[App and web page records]
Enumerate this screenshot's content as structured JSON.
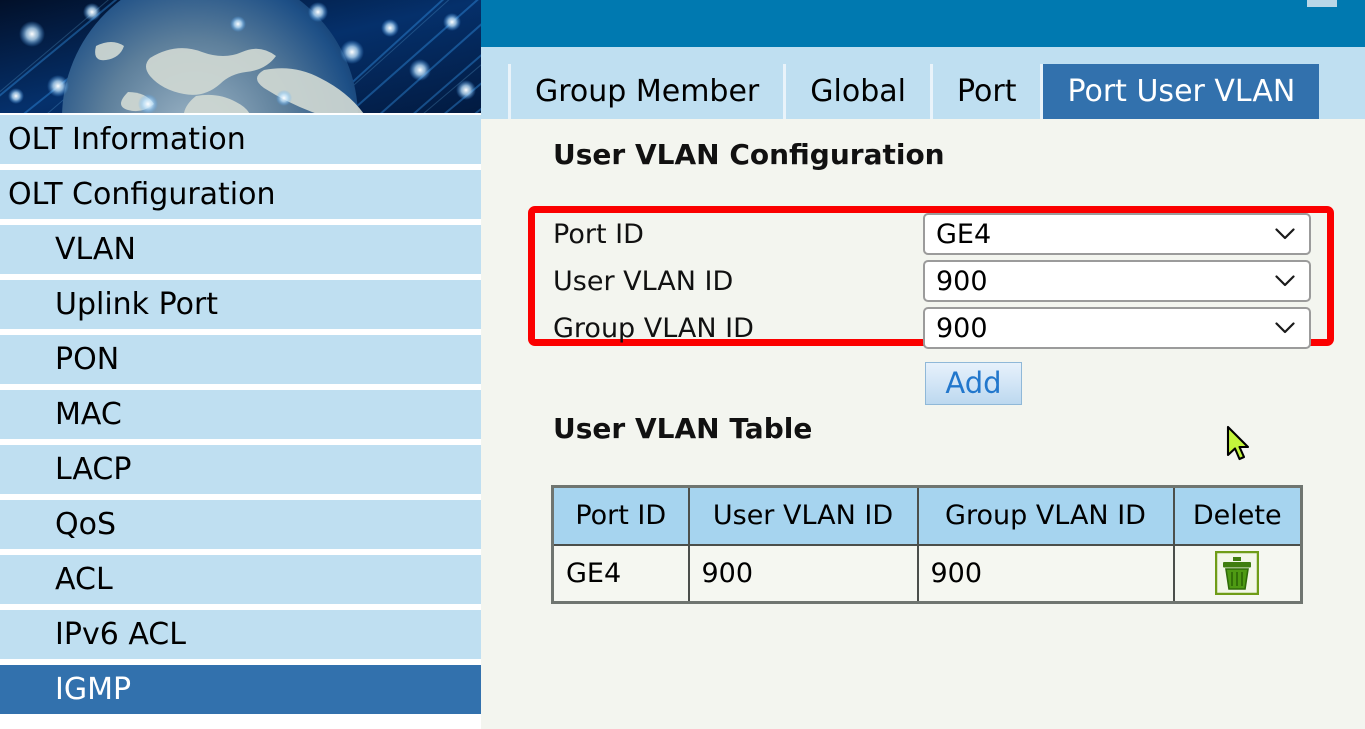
{
  "header": {
    "bar_color": "#0079b0",
    "banner_icon": "globe-network-banner"
  },
  "sidebar": {
    "items": [
      {
        "label": "OLT Information",
        "level": "top",
        "active": false
      },
      {
        "label": "OLT Configuration",
        "level": "top",
        "active": false
      },
      {
        "label": "VLAN",
        "level": "child",
        "active": false
      },
      {
        "label": "Uplink Port",
        "level": "child",
        "active": false
      },
      {
        "label": "PON",
        "level": "child",
        "active": false
      },
      {
        "label": "MAC",
        "level": "child",
        "active": false
      },
      {
        "label": "LACP",
        "level": "child",
        "active": false
      },
      {
        "label": "QoS",
        "level": "child",
        "active": false
      },
      {
        "label": "ACL",
        "level": "child",
        "active": false
      },
      {
        "label": "IPv6 ACL",
        "level": "child",
        "active": false
      },
      {
        "label": "IGMP",
        "level": "child",
        "active": true
      }
    ],
    "active_color": "#3271ad",
    "item_color": "#bfdff1"
  },
  "tabs": [
    {
      "label": "Group Member",
      "active": false
    },
    {
      "label": "Global",
      "active": false
    },
    {
      "label": "Port",
      "active": false
    },
    {
      "label": "Port User VLAN",
      "active": true
    }
  ],
  "config": {
    "title": "User VLAN Configuration",
    "highlight_color": "#fb0000",
    "fields": [
      {
        "label": "Port ID",
        "value": "GE4",
        "icon": "chevron-down-icon"
      },
      {
        "label": "User VLAN ID",
        "value": "900",
        "icon": "chevron-down-icon"
      },
      {
        "label": "Group VLAN ID",
        "value": "900",
        "icon": "chevron-down-icon"
      }
    ],
    "add_label": "Add"
  },
  "table": {
    "title": "User VLAN Table",
    "columns": [
      "Port ID",
      "User VLAN ID",
      "Group VLAN ID",
      "Delete"
    ],
    "rows": [
      {
        "port_id": "GE4",
        "user_vlan_id": "900",
        "group_vlan_id": "900",
        "delete_icon": "trash-icon"
      }
    ],
    "header_color": "#a6d4ef"
  },
  "cursor": {
    "icon": "arrow-pointer-cursor",
    "color": "#c3f53c"
  }
}
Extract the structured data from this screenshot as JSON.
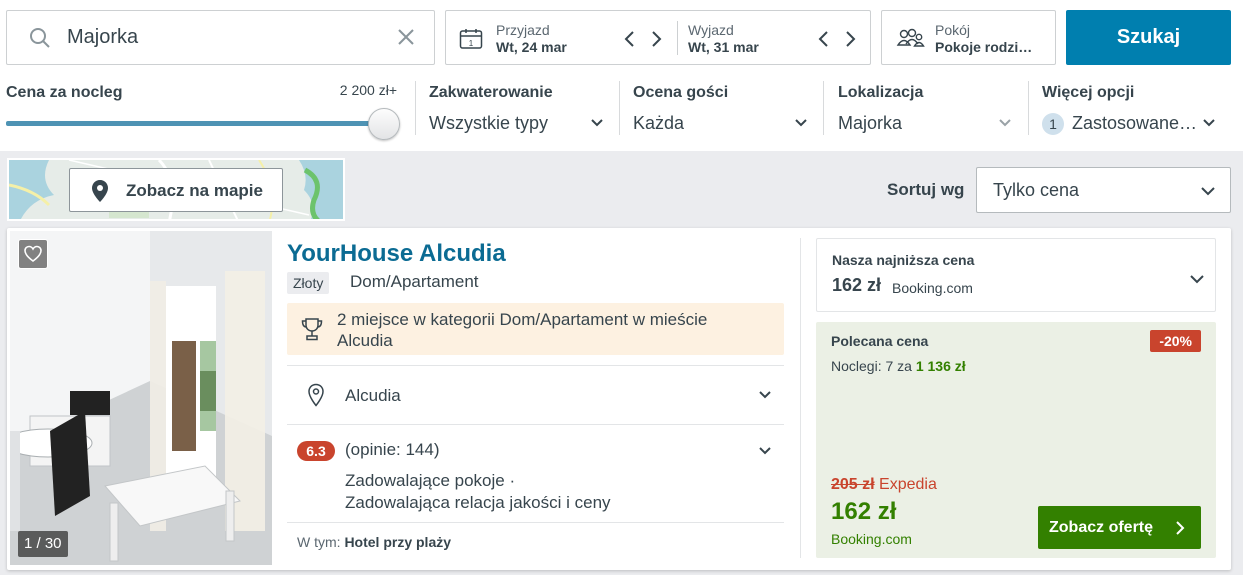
{
  "search": {
    "query": "Majorka"
  },
  "dates": {
    "checkin_label": "Przyjazd",
    "checkin_value": "Wt, 24 mar",
    "checkout_label": "Wyjazd",
    "checkout_value": "Wt, 31 mar",
    "calendar_day": "1"
  },
  "rooms": {
    "label": "Pokój",
    "value": "Pokoje rodzi…"
  },
  "search_button": "Szukaj",
  "filters": {
    "price": {
      "title": "Cena za nocleg",
      "max": "2 200 zł+"
    },
    "accommodation": {
      "title": "Zakwaterowanie",
      "value": "Wszystkie typy"
    },
    "rating": {
      "title": "Ocena gości",
      "value": "Każda"
    },
    "location": {
      "title": "Lokalizacja",
      "value": "Majorka"
    },
    "more": {
      "title": "Więcej opcji",
      "count": "1",
      "value": "Zastosowane…"
    }
  },
  "map_button": "Zobacz na mapie",
  "sort": {
    "label": "Sortuj wg",
    "value": "Tylko cena"
  },
  "hotel": {
    "name": "YourHouse Alcudia",
    "tier": "Złoty",
    "type": "Dom/Apartament",
    "award": "2 miejsce w kategorii Dom/Apartament w mieście Alcudia",
    "location": "Alcudia",
    "score": "6.3",
    "reviews": "(opinie: 144)",
    "review_line1": "Zadowalające pokoje ·",
    "review_line2": "Zadowalająca relacja jakości i ceny",
    "includes_label": "W tym:",
    "includes_value": "Hotel przy plaży",
    "photo_counter": "1 / 30"
  },
  "lowest": {
    "title": "Nasza najniższa cena",
    "price": "162 zł",
    "provider": "Booking.com"
  },
  "offer": {
    "title": "Polecana cena",
    "discount": "-20%",
    "nights_prefix": "Noclegi: 7 za",
    "nights_total": "1 136 zł",
    "old_price": "205 zł",
    "old_provider": "Expedia",
    "price": "162 zł",
    "provider": "Booking.com",
    "cta": "Zobacz ofertę"
  },
  "colors": {
    "brand_blue": "#007faf",
    "offer_green": "#338000",
    "alert_red": "#c9442d"
  }
}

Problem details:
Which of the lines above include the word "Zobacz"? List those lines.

Problem solution:
  "map_button": "Zobacz na mapie",
    "cta": "Zobacz ofertę"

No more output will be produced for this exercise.